## YOUR GOAL
With the images excluded, set down every line of the listing below exactly.

___ INPUT MATERIAL ___

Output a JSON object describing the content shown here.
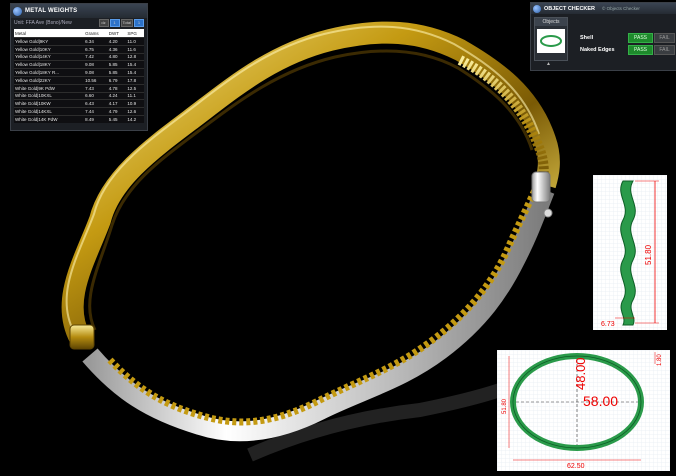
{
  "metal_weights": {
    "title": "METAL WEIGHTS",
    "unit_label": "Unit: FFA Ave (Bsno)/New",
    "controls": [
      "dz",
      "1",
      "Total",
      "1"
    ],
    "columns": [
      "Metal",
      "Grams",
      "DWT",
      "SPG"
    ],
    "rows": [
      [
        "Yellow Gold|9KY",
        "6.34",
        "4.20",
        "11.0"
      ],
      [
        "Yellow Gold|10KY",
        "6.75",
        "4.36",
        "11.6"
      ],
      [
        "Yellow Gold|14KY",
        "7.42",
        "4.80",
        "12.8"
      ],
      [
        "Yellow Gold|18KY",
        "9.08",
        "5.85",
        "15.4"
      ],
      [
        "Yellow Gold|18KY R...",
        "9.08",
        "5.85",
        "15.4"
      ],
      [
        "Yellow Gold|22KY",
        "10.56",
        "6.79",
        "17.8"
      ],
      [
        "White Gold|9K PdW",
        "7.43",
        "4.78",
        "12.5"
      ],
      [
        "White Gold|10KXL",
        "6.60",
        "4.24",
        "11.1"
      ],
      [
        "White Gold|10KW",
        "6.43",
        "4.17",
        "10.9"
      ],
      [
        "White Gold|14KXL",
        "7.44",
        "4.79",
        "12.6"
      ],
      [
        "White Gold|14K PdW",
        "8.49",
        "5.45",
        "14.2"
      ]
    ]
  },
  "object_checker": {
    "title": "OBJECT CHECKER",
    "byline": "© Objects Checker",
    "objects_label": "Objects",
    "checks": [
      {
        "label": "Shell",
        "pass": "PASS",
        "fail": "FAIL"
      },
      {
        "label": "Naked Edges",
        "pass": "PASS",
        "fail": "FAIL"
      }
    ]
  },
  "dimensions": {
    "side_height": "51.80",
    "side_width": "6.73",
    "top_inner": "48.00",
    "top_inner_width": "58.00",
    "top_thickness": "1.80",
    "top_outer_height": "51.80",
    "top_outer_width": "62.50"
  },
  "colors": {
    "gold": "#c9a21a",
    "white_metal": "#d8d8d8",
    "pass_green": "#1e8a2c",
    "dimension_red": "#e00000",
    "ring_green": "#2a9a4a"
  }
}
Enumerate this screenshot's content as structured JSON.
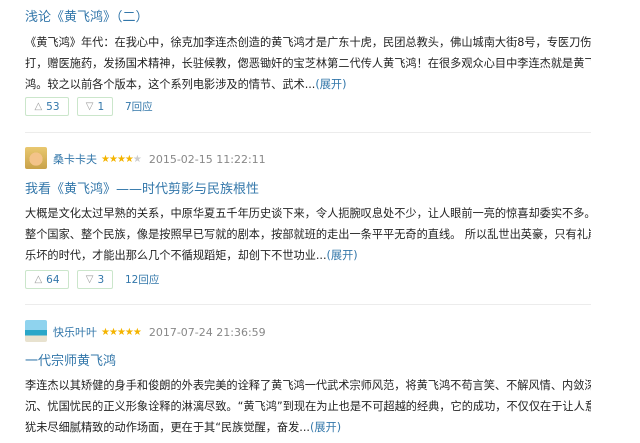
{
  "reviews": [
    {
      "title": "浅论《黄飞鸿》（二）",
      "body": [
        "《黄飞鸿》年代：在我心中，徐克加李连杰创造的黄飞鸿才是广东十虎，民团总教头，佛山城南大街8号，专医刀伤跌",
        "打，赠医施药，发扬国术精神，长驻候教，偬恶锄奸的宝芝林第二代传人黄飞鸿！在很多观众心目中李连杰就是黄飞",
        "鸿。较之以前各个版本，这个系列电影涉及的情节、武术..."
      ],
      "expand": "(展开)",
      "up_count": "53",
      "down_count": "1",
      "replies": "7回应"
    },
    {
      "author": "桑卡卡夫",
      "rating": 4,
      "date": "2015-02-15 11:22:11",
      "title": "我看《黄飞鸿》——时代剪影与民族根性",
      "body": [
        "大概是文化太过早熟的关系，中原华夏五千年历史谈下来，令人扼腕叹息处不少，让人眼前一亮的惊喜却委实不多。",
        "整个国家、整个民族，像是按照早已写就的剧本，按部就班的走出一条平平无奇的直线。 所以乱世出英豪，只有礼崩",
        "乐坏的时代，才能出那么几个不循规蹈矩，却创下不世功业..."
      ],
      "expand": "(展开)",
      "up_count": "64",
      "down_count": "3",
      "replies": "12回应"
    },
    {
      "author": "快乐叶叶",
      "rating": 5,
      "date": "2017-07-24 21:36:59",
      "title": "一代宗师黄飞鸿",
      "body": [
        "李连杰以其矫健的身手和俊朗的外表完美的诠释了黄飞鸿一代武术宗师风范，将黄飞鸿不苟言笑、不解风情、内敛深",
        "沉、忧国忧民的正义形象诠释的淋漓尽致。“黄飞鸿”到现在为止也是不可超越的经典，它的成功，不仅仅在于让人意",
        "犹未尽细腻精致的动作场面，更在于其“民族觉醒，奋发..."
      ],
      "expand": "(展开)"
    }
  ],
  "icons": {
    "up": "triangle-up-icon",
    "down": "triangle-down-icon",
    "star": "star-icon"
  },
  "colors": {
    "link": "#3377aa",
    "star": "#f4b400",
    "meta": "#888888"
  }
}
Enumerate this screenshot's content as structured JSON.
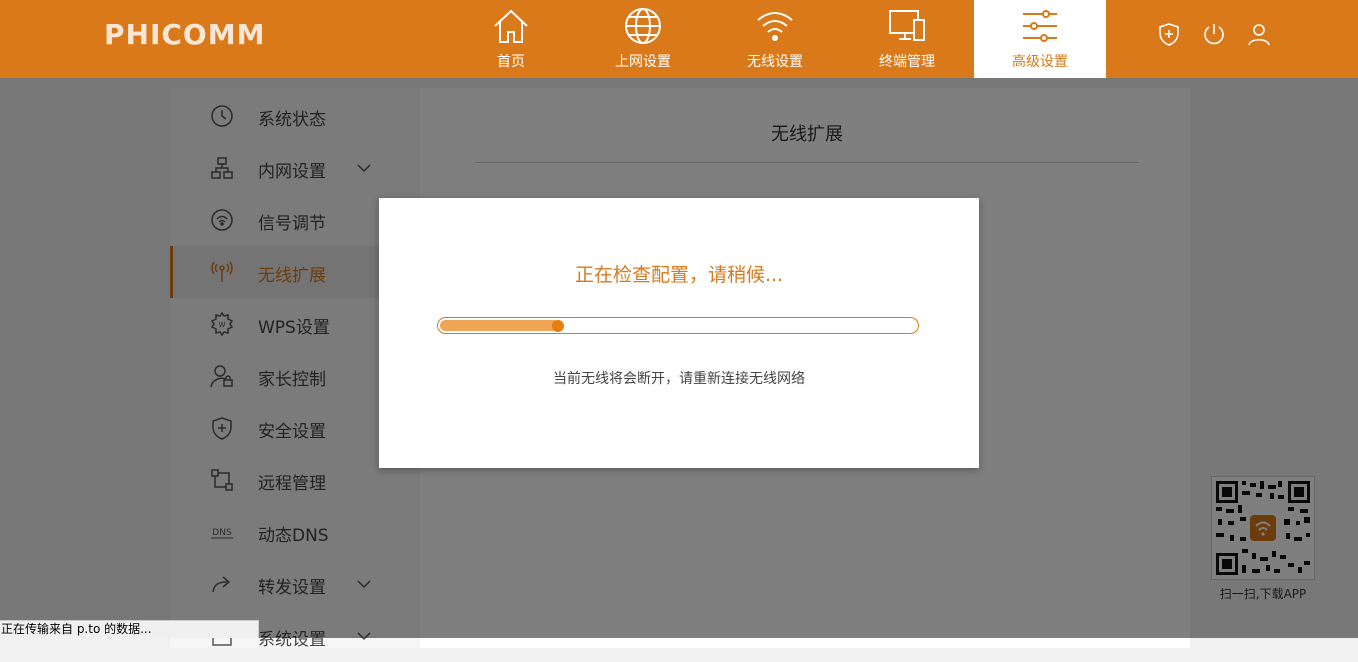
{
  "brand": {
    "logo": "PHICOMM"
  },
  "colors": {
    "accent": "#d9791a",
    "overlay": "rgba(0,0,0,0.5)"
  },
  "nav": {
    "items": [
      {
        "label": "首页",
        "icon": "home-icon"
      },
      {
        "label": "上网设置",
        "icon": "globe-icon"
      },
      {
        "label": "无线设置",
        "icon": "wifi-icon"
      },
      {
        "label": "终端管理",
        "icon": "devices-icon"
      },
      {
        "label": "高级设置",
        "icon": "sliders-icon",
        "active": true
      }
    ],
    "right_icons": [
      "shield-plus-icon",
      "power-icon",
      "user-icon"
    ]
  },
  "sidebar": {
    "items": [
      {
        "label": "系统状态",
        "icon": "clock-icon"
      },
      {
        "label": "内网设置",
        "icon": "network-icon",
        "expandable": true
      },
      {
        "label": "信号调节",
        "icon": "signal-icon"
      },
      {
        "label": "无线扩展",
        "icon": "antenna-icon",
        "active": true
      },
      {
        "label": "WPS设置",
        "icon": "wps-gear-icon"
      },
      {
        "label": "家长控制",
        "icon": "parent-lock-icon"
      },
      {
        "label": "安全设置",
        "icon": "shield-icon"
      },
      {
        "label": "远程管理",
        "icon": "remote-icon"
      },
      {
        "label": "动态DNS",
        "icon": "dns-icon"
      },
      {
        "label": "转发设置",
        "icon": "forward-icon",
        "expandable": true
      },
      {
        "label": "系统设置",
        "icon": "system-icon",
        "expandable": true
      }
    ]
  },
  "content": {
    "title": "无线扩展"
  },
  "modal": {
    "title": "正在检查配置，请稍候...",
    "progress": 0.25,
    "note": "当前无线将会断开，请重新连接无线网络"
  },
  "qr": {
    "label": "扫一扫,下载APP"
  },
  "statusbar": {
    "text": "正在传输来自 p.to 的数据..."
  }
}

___

## EXERCISE OUTPUT
Output a JSON object describing the content shown here.
{
  "metal_weights": {
    "title": "METAL WEIGHTS",
    "unit_label": "Unit: FFA Ave (Bsno)/New",
    "controls": [
      "dz",
      "1",
      "Total",
      "1"
    ],
    "columns": [
      "Metal",
      "Grams",
      "DWT",
      "SPG"
    ],
    "rows": [
      [
        "Yellow Gold|9KY",
        "6.34",
        "4.20",
        "11.0"
      ],
      [
        "Yellow Gold|10KY",
        "6.75",
        "4.36",
        "11.6"
      ],
      [
        "Yellow Gold|14KY",
        "7.42",
        "4.80",
        "12.8"
      ],
      [
        "Yellow Gold|18KY",
        "9.08",
        "5.85",
        "15.4"
      ],
      [
        "Yellow Gold|18KY R...",
        "9.08",
        "5.85",
        "15.4"
      ],
      [
        "Yellow Gold|22KY",
        "10.56",
        "6.79",
        "17.8"
      ],
      [
        "White Gold|9K PdW",
        "7.43",
        "4.78",
        "12.5"
      ],
      [
        "White Gold|10KXL",
        "6.60",
        "4.24",
        "11.1"
      ],
      [
        "White Gold|10KW",
        "6.43",
        "4.17",
        "10.9"
      ],
      [
        "White Gold|14KXL",
        "7.44",
        "4.79",
        "12.6"
      ],
      [
        "White Gold|14K PdW",
        "8.49",
        "5.45",
        "14.2"
      ]
    ]
  },
  "object_checker": {
    "title": "OBJECT CHECKER",
    "byline": "© Objects Checker",
    "objects_label": "Objects",
    "checks": [
      {
        "label": "Shell",
        "pass": "PASS",
        "fail": "FAIL"
      },
      {
        "label": "Naked Edges",
        "pass": "PASS",
        "fail": "FAIL"
      }
    ]
  },
  "dimensions": {
    "side_height": "51.80",
    "side_width": "6.73",
    "top_inner": "48.00",
    "top_inner_width": "58.00",
    "top_thickness": "1.80",
    "top_outer_height": "51.80",
    "top_outer_width": "62.50"
  },
  "colors": {
    "gold": "#c9a21a",
    "white_metal": "#d8d8d8",
    "pass_green": "#1e8a2c",
    "dimension_red": "#e00000",
    "ring_green": "#2a9a4a"
  }
}
Enumerate this screenshot's content as structured JSON.
{
  "reviews": [
    {
      "title": "浅论《黄飞鸿》（二）",
      "body": [
        "《黄飞鸿》年代：在我心中，徐克加李连杰创造的黄飞鸿才是广东十虎，民团总教头，佛山城南大街8号，专医刀伤跌",
        "打，赠医施药，发扬国术精神，长驻候教，偬恶锄奸的宝芝林第二代传人黄飞鸿！在很多观众心目中李连杰就是黄飞",
        "鸿。较之以前各个版本，这个系列电影涉及的情节、武术..."
      ],
      "expand": "(展开)",
      "up_count": "53",
      "down_count": "1",
      "replies": "7回应"
    },
    {
      "author": "桑卡卡夫",
      "rating": 4,
      "date": "2015-02-15 11:22:11",
      "title": "我看《黄飞鸿》——时代剪影与民族根性",
      "body": [
        "大概是文化太过早熟的关系，中原华夏五千年历史谈下来，令人扼腕叹息处不少，让人眼前一亮的惊喜却委实不多。",
        "整个国家、整个民族，像是按照早已写就的剧本，按部就班的走出一条平平无奇的直线。 所以乱世出英豪，只有礼崩",
        "乐坏的时代，才能出那么几个不循规蹈矩，却创下不世功业..."
      ],
      "expand": "(展开)",
      "up_count": "64",
      "down_count": "3",
      "replies": "12回应"
    },
    {
      "author": "快乐叶叶",
      "rating": 5,
      "date": "2017-07-24 21:36:59",
      "title": "一代宗师黄飞鸿",
      "body": [
        "李连杰以其矫健的身手和俊朗的外表完美的诠释了黄飞鸿一代武术宗师风范，将黄飞鸿不苟言笑、不解风情、内敛深",
        "沉、忧国忧民的正义形象诠释的淋漓尽致。“黄飞鸿”到现在为止也是不可超越的经典，它的成功，不仅仅在于让人意",
        "犹未尽细腻精致的动作场面，更在于其“民族觉醒，奋发..."
      ],
      "expand": "(展开)"
    }
  ],
  "icons": {
    "up": "triangle-up-icon",
    "down": "triangle-down-icon",
    "star": "star-icon"
  },
  "colors": {
    "link": "#3377aa",
    "star": "#f4b400",
    "meta": "#888888"
  }
}
Enumerate this screenshot's content as structured JSON.
{
  "brand": {
    "logo": "PHICOMM"
  },
  "colors": {
    "accent": "#d9791a",
    "overlay": "rgba(0,0,0,0.5)"
  },
  "nav": {
    "items": [
      {
        "label": "首页",
        "icon": "home-icon"
      },
      {
        "label": "上网设置",
        "icon": "globe-icon"
      },
      {
        "label": "无线设置",
        "icon": "wifi-icon"
      },
      {
        "label": "终端管理",
        "icon": "devices-icon"
      },
      {
        "label": "高级设置",
        "icon": "sliders-icon",
        "active": true
      }
    ],
    "right_icons": [
      "shield-plus-icon",
      "power-icon",
      "user-icon"
    ]
  },
  "sidebar": {
    "items": [
      {
        "label": "系统状态",
        "icon": "clock-icon"
      },
      {
        "label": "内网设置",
        "icon": "network-icon",
        "expandable": true
      },
      {
        "label": "信号调节",
        "icon": "signal-icon"
      },
      {
        "label": "无线扩展",
        "icon": "antenna-icon",
        "active": true
      },
      {
        "label": "WPS设置",
        "icon": "wps-gear-icon"
      },
      {
        "label": "家长控制",
        "icon": "parent-lock-icon"
      },
      {
        "label": "安全设置",
        "icon": "shield-icon"
      },
      {
        "label": "远程管理",
        "icon": "remote-icon"
      },
      {
        "label": "动态DNS",
        "icon": "dns-icon"
      },
      {
        "label": "转发设置",
        "icon": "forward-icon",
        "expandable": true
      },
      {
        "label": "系统设置",
        "icon": "system-icon",
        "expandable": true
      }
    ]
  },
  "content": {
    "title": "无线扩展"
  },
  "modal": {
    "title": "正在检查配置，请稍候...",
    "progress": 0.25,
    "note": "当前无线将会断开，请重新连接无线网络"
  },
  "qr": {
    "label": "扫一扫,下载APP"
  },
  "statusbar": {
    "text": "正在传输来自 p.to 的数据..."
  }
}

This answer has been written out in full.